A Super Puma helicopter with 14 people on board triggered an emergency response when it issued an alert.
The Aberdeen-bound aircraft was 45 miles south east of Sumburgh Airport in Shetland, Scotland (pictured) when an indicator light came on in the cockpit. Source: PA.
The airport, emergency services and lifeboat teams were put on stand-by when they were alerted by the pilot at 5.35pm, and the local coastguard helicopter was sent to accompany the aircraft.
The Super Puma was diverted to Sumburgh, where it landed safely around 20 minutes later. The emergency services were not required.
Operator CHC Helicopter stressed it was not an emergency incident and said those on board were being flown home tonight.
Shetland Coastguard said the aircraft had issued a "pan" call, which signals urgency rather than distress.
Spokesman Mike Smith said the coastguard helicopter based at Sumburgh, Rescue 102, was training in the area and was tasked with going direct to the helicopter. It then carried out a "passive escort", shadowing the Super Puma as it headed for the airport.
He continued: "Meanwhile, we tasked some coastguard teams from the area and alerted some lifeboats to be ready to proceed.
"We were alerted at 5.35pm and at 5.54pm it had landed at Sumburgh."
The lifeboats on stand-by were from Lerwick and Aith, while the coastguards teams involved were from Lerwick, Sumburgh and No Ness.
A spokeswoman for CHC Helicopter said normal procedures had been followed.
She said: "An aircraft was diverted to Sumburgh after an indicator light came on in the cockpit.
"The airport was notified as is normal procedure and the local services advised, although they were stood down a few minutes later.
"This wasn't an emergency incident.
"The aircraft will be inspected by engineers and the passengers will be flown home tonight."

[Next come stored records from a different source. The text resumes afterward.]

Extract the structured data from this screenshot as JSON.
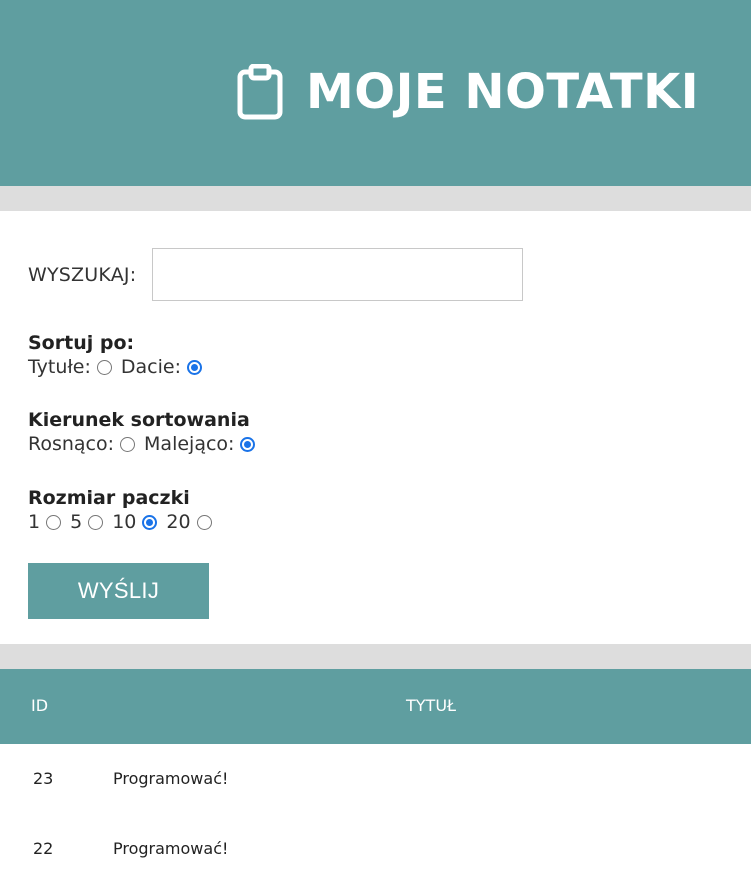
{
  "header": {
    "title": "MOJE NOTATKI",
    "icon": "clipboard-icon"
  },
  "search": {
    "label": "WYSZUKAJ:",
    "value": "",
    "placeholder": ""
  },
  "sort_by": {
    "title": "Sortuj po:",
    "options": [
      {
        "label": "Tytułe:",
        "checked": false
      },
      {
        "label": "Dacie:",
        "checked": true
      }
    ]
  },
  "sort_direction": {
    "title": "Kierunek sortowania",
    "options": [
      {
        "label": "Rosnąco:",
        "checked": false
      },
      {
        "label": "Malejąco:",
        "checked": true
      }
    ]
  },
  "page_size": {
    "title": "Rozmiar paczki",
    "options": [
      {
        "label": "1",
        "checked": false
      },
      {
        "label": "5",
        "checked": false
      },
      {
        "label": "10",
        "checked": true
      },
      {
        "label": "20",
        "checked": false
      }
    ]
  },
  "submit_label": "WYŚLIJ",
  "table": {
    "headers": {
      "id": "ID",
      "title": "TYTUŁ"
    },
    "rows": [
      {
        "id": "23",
        "title": "Programować!"
      },
      {
        "id": "22",
        "title": "Programować!"
      }
    ]
  },
  "colors": {
    "accent": "#5f9ea0",
    "band": "#dddddd",
    "radio_checked": "#1a73e8"
  }
}
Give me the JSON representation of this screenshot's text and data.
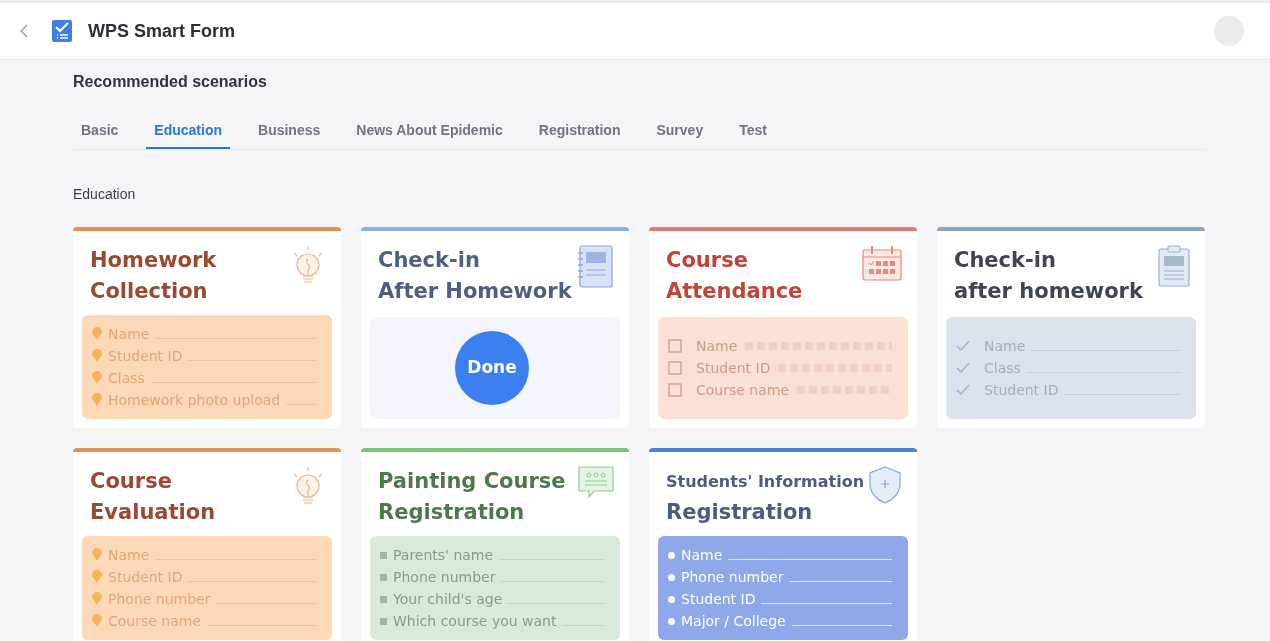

A spokeswoman for airport operator Hial said: "There was a full emergency declared at Sumburgh Airport this afternoon for an in-bound helicopter. The emergency services were not required as the helicopter landed safely."